The research shows that IT professionals believe that 19% of their user base has shared a password with one or more colleagues. The estimate is a bit low, as 23% of survey respondents say they have shared their network password with at least one colleague. However, that percentage jumps to 49% of users who have shared their network password when authority figures (such as a manager or a help desk technician) are factored in.
This might suggest that social engineering can be used to get a worker to reveal his logon credentials. For instance, phishing attacks have used the ruse of the IT department asking someone to change their user ID and password "for security purposes," and the user is taken to a fake website that actually captures the credentials for malicious reasons.
Another piece of insight from the report is that younger works are much more likely than older workers to share a password with a colleague. When asked if they have shared their network password with at least one colleague, the responses came out like this:
- 35.5% of people aged 16 to 24 have shared
- 32.2% of people aged 25 to 34 have shared
- 18.2% of people aged 35 to 44 have shared
- 15.9% of people aged 45 to 54 have shared
- 10.6% of people 55+ have share
Researchers attribute this youthful willingness to share logon credentials at least in part to these younger generations having grown up with multiple accounts for social media, apps and other online services. Password sharing for those types of social accounts is seen as a sign of trust in a friendship or affection in a relationship—like sharing a Netflix account with a friend. When it comes to a work environment, younger workers may show trust in a colleague by openly sharing account credentials.
An even more disturbing revelation about password sharing is based upon a person's relationship to the organization. 46% of the people who describe themselves as a partner to the organization admit to sharing credentials, and that number jumps to 73% for people described as a vendor to the organization.
While partners and vendors often have more restrictive access privileges within many organizations, attackers can take advantage of these accounts to plant malware and escalate the privileges to higher level in order to access sensitive information. This is what is suspected to have happened in the case of the Target data breach.
The report reveals much more information about password sharing and protection and network access. I'll leave it to you to read the report and draw your own lessons from it, but I will close with this interesting bit of advice from an infographic in the report:
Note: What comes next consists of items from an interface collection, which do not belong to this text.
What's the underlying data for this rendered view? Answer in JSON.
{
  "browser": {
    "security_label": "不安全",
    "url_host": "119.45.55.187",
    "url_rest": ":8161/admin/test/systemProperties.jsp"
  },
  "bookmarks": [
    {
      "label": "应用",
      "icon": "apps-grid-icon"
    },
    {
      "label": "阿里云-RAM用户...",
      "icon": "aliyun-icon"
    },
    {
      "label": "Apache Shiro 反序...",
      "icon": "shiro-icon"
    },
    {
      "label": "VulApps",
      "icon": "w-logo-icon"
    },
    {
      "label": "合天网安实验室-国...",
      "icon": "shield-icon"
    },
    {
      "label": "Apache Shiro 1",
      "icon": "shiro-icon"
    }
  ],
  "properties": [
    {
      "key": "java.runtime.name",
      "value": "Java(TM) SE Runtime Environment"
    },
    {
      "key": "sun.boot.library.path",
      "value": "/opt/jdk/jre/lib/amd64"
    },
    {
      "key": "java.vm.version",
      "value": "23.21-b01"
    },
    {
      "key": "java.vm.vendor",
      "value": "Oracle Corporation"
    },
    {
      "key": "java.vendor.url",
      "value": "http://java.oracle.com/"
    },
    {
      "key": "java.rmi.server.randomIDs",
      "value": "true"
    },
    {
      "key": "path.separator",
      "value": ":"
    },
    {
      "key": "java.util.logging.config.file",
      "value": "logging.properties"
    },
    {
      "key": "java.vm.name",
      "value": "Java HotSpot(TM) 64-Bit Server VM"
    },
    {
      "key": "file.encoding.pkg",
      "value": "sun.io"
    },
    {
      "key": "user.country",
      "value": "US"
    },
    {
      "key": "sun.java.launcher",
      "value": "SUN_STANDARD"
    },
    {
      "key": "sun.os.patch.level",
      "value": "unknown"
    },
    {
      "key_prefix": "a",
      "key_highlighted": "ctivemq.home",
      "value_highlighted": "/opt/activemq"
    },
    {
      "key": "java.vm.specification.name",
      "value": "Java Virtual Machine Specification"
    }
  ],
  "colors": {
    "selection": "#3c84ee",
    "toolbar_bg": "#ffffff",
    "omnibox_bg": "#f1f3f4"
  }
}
Passwords are like underwear.
- Change yours often.
- Don't share them with friends.
- The longer, the better.
- Be mysterious.
- Don't leave yours lying around.